┌─ Data excerpts

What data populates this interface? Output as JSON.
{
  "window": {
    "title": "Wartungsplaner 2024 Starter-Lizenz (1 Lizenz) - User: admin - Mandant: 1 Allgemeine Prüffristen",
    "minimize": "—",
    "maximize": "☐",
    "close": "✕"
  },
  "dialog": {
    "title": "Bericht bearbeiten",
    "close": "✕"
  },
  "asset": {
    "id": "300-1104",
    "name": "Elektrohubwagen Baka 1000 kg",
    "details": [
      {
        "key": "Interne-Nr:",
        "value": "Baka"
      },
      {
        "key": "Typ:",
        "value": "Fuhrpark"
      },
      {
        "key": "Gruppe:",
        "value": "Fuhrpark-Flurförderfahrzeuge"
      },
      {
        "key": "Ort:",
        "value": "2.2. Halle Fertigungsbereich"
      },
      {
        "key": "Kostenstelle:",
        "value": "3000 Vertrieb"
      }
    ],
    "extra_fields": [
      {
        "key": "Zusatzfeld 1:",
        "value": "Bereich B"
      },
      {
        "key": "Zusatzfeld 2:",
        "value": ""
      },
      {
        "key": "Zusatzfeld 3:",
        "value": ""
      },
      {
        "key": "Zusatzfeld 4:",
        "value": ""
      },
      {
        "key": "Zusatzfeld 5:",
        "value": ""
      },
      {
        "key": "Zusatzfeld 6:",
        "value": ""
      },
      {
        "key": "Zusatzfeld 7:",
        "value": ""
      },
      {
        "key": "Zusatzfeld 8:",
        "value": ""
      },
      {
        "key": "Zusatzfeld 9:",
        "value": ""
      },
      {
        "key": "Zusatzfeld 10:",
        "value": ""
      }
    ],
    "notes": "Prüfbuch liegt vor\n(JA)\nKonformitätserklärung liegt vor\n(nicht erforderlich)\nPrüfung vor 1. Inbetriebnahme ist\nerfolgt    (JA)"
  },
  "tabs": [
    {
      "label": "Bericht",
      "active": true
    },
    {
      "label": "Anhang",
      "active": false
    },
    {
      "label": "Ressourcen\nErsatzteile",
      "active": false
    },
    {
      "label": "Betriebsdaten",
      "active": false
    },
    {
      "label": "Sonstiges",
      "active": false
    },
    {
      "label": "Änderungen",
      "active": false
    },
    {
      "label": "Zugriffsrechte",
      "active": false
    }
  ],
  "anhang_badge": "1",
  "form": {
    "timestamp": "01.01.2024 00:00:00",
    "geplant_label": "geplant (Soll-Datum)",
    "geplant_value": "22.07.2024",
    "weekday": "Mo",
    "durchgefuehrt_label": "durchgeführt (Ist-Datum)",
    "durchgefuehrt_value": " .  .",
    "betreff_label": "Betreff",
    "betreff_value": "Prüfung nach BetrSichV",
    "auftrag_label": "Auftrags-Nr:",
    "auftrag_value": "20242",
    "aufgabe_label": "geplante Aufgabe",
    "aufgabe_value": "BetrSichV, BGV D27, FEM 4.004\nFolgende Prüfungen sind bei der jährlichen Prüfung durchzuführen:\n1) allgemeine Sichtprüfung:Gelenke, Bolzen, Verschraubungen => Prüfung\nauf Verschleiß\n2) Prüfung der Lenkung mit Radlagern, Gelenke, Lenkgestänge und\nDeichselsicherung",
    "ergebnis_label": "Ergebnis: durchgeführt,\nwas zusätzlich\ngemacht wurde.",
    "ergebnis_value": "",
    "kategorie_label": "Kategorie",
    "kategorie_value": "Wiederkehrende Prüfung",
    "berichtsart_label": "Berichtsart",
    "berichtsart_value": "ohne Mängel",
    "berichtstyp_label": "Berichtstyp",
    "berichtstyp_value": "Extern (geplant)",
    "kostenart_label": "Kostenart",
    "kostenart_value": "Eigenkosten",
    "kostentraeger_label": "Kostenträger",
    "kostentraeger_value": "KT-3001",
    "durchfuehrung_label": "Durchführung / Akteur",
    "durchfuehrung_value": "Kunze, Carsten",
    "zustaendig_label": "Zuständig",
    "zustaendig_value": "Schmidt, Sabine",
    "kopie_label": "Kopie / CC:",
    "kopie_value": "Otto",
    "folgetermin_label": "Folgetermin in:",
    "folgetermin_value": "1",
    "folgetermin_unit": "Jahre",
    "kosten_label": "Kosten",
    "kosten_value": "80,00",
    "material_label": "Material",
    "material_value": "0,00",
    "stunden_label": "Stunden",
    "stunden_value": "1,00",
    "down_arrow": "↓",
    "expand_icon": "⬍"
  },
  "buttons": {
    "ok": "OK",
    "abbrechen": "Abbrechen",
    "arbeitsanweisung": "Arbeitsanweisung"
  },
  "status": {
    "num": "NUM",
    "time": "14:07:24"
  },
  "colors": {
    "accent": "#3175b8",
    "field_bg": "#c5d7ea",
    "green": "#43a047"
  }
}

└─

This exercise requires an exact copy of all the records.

What data populates this interface? Output as JSON.
{
  "window": {
    "title": "Wartungsplaner 2024 Starter-Lizenz (1 Lizenz) - User: admin - Mandant: 1 Allgemeine Prüffristen",
    "minimize": "—",
    "maximize": "☐",
    "close": "✕"
  },
  "dialog": {
    "title": "Bericht bearbeiten",
    "close": "✕"
  },
  "asset": {
    "id": "300-1104",
    "name": "Elektrohubwagen Baka 1000 kg",
    "details": [
      {
        "key": "Interne-Nr:",
        "value": "Baka"
      },
      {
        "key": "Typ:",
        "value": "Fuhrpark"
      },
      {
        "key": "Gruppe:",
        "value": "Fuhrpark-Flurförderfahrzeuge"
      },
      {
        "key": "Ort:",
        "value": "2.2. Halle Fertigungsbereich"
      },
      {
        "key": "Kostenstelle:",
        "value": "3000 Vertrieb"
      }
    ],
    "extra_fields": [
      {
        "key": "Zusatzfeld 1:",
        "value": "Bereich B"
      },
      {
        "key": "Zusatzfeld 2:",
        "value": ""
      },
      {
        "key": "Zusatzfeld 3:",
        "value": ""
      },
      {
        "key": "Zusatzfeld 4:",
        "value": ""
      },
      {
        "key": "Zusatzfeld 5:",
        "value": ""
      },
      {
        "key": "Zusatzfeld 6:",
        "value": ""
      },
      {
        "key": "Zusatzfeld 7:",
        "value": ""
      },
      {
        "key": "Zusatzfeld 8:",
        "value": ""
      },
      {
        "key": "Zusatzfeld 9:",
        "value": ""
      },
      {
        "key": "Zusatzfeld 10:",
        "value": ""
      }
    ],
    "notes": "Prüfbuch liegt vor\n(JA)\nKonformitätserklärung liegt vor\n(nicht erforderlich)\nPrüfung vor 1. Inbetriebnahme ist\nerfolgt    (JA)"
  },
  "tabs": [
    {
      "label": "Bericht",
      "active": true
    },
    {
      "label": "Anhang",
      "active": false
    },
    {
      "label": "Ressourcen\nErsatzteile",
      "active": false
    },
    {
      "label": "Betriebsdaten",
      "active": false
    },
    {
      "label": "Sonstiges",
      "active": false
    },
    {
      "label": "Änderungen",
      "active": false
    },
    {
      "label": "Zugriffsrechte",
      "active": false
    }
  ],
  "anhang_badge": "1",
  "form": {
    "timestamp": "01.01.2024 00:00:00",
    "geplant_label": "geplant (Soll-Datum)",
    "geplant_value": "22.07.2024",
    "weekday": "Mo",
    "durchgefuehrt_label": "durchgeführt (Ist-Datum)",
    "durchgefuehrt_value": " .  .",
    "betreff_label": "Betreff",
    "betreff_value": "Prüfung nach BetrSichV",
    "auftrag_label": "Auftrags-Nr:",
    "auftrag_value": "20242",
    "aufgabe_label": "geplante Aufgabe",
    "aufgabe_value": "BetrSichV, BGV D27, FEM 4.004\nFolgende Prüfungen sind bei der jährlichen Prüfung durchzuführen:\n1) allgemeine Sichtprüfung:Gelenke, Bolzen, Verschraubungen => Prüfung\nauf Verschleiß\n2) Prüfung der Lenkung mit Radlagern, Gelenke, Lenkgestänge und\nDeichselsicherung",
    "ergebnis_label": "Ergebnis: durchgeführt,\nwas zusätzlich\ngemacht wurde.",
    "ergebnis_value": "",
    "kategorie_label": "Kategorie",
    "kategorie_value": "Wiederkehrende Prüfung",
    "berichtsart_label": "Berichtsart",
    "berichtsart_value": "ohne Mängel",
    "berichtstyp_label": "Berichtstyp",
    "berichtstyp_value": "Extern (geplant)",
    "kostenart_label": "Kostenart",
    "kostenart_value": "Eigenkosten",
    "kostentraeger_label": "Kostenträger",
    "kostentraeger_value": "KT-3001",
    "durchfuehrung_label": "Durchführung / Akteur",
    "durchfuehrung_value": "Kunze, Carsten",
    "zustaendig_label": "Zuständig",
    "zustaendig_value": "Schmidt, Sabine",
    "kopie_label": "Kopie / CC:",
    "kopie_value": "Otto",
    "folgetermin_label": "Folgetermin in:",
    "folgetermin_value": "1",
    "folgetermin_unit": "Jahre",
    "kosten_label": "Kosten",
    "kosten_value": "80,00",
    "material_label": "Material",
    "material_value": "0,00",
    "stunden_label": "Stunden",
    "stunden_value": "1,00",
    "down_arrow": "↓",
    "expand_icon": "⬍"
  },
  "buttons": {
    "ok": "OK",
    "abbrechen": "Abbrechen",
    "arbeitsanweisung": "Arbeitsanweisung"
  },
  "status": {
    "num": "NUM",
    "time": "14:07:24"
  },
  "colors": {
    "accent": "#3175b8",
    "field_bg": "#c5d7ea",
    "green": "#43a047"
  }
}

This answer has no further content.